  • Pros:
    • Above average action
    • Warm yet vibrant mid-range
  • Cons:
    • Somewhat bright
    • Metallic bass

Petrof

A charming and beautiful piano. This Czech brand offers quite a lot for the money: a beautiful case, top of the line Renner action, and a soft warm tone throughout the entire scale. I have tested the III and IV models. The III provides the best tone for the buck, but not quite the "bang". I found that these models can provide a generous tenor and treble, but struggle to fill the room with their bass. I found this to be the total opposite of Yamaha pianos, where power is abundant. I smiled immediately upon starting the contrast test; melodies flowed, mid range echoed, but the enveloping bass was no where to be found. I would be interested in trying the 7'9" II model to see if they were able to generate power, but that means a drive to another state to find one.

  • Pros:
    • Very responsive action
    • Above average tone
  • Cons:
    • Lacking in power

Grotrian

Oh Grotrian! What would the Steinway sound be if they still had you? To me, Grotrian stands out from all other brands in one and only one aspect: texture. The Grotrian sound is rich unlike any other. Some call it plucky or woody but I call it unique and exotic. It's as if all other pianos spoke one common language and Grotrian spoke a foreign tongue with a beautiful mysterious accent. I tested the Cabinet 6'3" and the Concert 7'4" models. Of all pianos at Harl's I played the Grotrian Cabinet the most. I was mesmerized and intoxicated by its sound. I wanted to play it for hours to determine if I could fall in love with it. The only thing I didn't like was the lack of fullness in the bass. It is strange to hear a powerful bass (especially with the 7'4" model) yet not get surrounded by a warm full sound. The Grotrian Charis 6'9" is coming soon, and I think it may be the one to have just the right blend of exotic richness and power. We will see.

  • Pros:
    • Unique sound and texture
    • Great action
  • Cons:
    • Rich yet lacking in fullness

Estonia

Coming soon.

 

 

 

 

 

  • Pros:
    • todo
  • Cons:
    • todo

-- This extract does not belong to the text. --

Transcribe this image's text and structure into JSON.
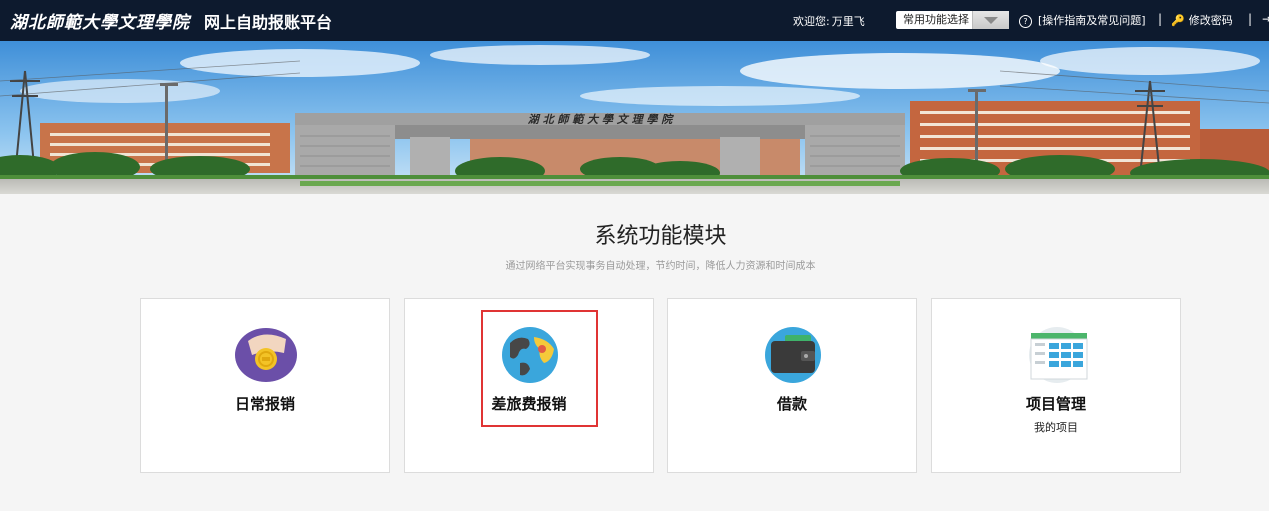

Blüthner

Coming soon.

 

 

 

 

 

  • Pros:
    • todo
  • Cons:
    • todo

Steingraeber & Söhne

Coming soon.

  • Pros:
    • todo
  • Cons:
    • todo